• _EXERCISE REQUIREMENTS_
Some lines below hold "controllo". Pick them out and copy them.

• _DATASET_
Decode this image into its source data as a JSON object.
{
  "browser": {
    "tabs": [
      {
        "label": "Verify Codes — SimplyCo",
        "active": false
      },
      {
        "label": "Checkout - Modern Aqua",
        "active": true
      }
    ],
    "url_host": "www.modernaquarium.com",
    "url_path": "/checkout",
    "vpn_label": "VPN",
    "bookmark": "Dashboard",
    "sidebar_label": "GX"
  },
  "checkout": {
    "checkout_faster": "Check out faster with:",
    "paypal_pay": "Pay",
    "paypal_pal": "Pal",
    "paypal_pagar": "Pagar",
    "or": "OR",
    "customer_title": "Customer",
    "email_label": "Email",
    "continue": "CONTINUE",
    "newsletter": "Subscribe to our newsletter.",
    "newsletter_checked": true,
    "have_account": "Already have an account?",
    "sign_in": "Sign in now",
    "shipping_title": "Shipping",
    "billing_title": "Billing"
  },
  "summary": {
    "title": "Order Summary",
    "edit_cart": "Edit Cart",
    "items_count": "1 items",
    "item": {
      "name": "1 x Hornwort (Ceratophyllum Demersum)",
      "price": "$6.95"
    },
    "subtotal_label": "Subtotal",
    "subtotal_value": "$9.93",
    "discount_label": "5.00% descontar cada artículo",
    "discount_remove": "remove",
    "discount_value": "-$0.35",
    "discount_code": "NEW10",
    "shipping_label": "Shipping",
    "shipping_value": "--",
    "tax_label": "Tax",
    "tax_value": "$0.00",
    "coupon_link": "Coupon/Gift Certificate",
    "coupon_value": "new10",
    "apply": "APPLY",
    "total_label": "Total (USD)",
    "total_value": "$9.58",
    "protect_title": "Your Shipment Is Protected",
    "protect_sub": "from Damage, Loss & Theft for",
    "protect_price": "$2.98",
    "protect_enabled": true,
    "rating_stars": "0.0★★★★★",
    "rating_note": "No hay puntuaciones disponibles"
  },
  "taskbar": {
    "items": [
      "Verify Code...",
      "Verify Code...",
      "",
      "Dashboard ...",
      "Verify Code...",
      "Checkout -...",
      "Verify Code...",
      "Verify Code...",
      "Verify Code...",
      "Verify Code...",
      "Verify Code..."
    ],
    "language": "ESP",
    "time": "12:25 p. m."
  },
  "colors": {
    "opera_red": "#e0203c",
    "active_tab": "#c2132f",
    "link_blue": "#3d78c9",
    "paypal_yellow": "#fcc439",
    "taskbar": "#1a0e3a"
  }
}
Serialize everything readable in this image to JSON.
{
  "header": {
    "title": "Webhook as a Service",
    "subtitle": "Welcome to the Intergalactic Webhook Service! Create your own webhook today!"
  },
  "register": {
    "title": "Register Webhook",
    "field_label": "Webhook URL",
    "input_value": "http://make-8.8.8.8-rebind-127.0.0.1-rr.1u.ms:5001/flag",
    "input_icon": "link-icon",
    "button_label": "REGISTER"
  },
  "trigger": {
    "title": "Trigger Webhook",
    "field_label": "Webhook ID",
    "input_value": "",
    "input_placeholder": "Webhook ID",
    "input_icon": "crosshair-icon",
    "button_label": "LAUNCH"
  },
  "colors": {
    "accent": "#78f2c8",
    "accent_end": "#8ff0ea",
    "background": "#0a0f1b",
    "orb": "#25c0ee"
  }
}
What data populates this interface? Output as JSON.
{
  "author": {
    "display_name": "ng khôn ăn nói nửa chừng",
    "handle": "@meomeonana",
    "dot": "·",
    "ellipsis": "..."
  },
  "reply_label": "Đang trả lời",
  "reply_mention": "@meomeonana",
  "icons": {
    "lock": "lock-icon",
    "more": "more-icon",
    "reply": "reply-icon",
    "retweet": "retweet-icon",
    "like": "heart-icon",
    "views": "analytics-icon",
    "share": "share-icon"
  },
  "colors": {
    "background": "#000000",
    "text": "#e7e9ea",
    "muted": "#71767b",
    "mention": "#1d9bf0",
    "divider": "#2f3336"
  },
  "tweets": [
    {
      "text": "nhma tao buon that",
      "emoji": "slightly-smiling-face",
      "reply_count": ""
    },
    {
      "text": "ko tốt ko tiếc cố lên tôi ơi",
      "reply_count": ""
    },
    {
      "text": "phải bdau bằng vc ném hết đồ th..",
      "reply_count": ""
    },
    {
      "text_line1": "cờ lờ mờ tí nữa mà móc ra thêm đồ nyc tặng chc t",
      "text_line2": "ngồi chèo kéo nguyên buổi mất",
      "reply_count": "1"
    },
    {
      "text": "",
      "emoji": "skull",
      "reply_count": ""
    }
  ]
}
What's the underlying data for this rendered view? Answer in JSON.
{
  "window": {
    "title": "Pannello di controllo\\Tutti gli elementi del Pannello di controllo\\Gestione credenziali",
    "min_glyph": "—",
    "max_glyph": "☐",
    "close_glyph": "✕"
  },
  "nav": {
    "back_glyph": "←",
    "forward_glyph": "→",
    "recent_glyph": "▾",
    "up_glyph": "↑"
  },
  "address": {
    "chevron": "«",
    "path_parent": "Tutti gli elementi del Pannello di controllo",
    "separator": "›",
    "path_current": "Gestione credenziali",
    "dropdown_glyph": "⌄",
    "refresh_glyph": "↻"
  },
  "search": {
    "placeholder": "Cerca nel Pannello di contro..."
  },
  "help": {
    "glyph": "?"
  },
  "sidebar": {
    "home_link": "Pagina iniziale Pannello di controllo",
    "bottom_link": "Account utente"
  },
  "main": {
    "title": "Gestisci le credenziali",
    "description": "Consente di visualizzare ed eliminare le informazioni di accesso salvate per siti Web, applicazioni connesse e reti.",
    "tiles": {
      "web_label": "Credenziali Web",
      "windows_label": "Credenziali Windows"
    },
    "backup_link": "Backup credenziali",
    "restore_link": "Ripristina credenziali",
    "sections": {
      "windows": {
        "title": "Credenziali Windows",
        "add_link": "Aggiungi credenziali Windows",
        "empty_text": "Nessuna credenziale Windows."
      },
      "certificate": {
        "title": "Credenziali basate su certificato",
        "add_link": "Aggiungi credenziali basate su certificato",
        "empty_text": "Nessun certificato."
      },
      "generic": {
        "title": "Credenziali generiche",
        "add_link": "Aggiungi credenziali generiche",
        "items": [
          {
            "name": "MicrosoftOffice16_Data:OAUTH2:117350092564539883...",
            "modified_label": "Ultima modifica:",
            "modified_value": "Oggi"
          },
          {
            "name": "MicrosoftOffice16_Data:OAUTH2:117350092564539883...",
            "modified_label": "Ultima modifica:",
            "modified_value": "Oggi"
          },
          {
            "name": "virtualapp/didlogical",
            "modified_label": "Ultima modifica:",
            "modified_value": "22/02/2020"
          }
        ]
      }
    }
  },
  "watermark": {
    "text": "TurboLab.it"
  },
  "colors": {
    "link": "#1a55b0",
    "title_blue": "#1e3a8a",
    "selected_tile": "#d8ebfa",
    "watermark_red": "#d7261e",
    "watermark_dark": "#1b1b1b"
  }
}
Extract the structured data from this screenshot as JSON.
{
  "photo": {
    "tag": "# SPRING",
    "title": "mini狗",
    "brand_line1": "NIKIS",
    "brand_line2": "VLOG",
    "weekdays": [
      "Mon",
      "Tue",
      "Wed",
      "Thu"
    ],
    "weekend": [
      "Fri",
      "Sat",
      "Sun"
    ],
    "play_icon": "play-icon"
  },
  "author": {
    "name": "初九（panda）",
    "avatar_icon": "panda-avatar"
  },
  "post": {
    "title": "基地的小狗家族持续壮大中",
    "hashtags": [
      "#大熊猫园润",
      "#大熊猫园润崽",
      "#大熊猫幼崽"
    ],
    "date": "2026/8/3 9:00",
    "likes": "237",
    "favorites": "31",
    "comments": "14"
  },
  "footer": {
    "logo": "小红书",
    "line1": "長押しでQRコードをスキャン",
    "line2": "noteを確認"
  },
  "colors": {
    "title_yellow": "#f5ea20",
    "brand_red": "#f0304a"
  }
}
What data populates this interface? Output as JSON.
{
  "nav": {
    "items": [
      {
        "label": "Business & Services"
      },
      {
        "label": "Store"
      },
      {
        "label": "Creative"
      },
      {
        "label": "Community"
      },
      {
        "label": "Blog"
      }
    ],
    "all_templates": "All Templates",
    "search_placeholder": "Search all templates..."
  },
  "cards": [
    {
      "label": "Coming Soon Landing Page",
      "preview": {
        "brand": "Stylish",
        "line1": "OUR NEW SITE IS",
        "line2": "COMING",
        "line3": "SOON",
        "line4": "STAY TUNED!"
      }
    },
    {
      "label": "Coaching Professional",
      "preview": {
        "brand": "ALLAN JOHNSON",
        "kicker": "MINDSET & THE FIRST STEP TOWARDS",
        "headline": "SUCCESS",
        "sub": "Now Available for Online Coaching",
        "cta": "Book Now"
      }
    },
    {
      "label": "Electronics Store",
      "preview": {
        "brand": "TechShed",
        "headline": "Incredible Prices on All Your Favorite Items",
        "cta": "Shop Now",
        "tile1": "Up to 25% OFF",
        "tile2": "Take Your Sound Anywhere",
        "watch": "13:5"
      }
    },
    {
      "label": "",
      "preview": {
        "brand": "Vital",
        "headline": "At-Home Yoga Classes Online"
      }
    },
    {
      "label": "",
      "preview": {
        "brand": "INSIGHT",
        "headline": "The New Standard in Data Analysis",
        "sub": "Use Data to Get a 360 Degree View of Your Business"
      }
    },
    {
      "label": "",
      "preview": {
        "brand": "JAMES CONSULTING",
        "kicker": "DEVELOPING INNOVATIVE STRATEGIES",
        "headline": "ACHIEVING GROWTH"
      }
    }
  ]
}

• _WRITTEN REPLY_
    "title": "Pannello di controllo\\Tutti gli elementi del Pannello di controllo\\Gestione credenziali",
    "path_parent": "Tutti gli elementi del Pannello di controllo",
    "home_link": "Pagina iniziale Pannello di controllo",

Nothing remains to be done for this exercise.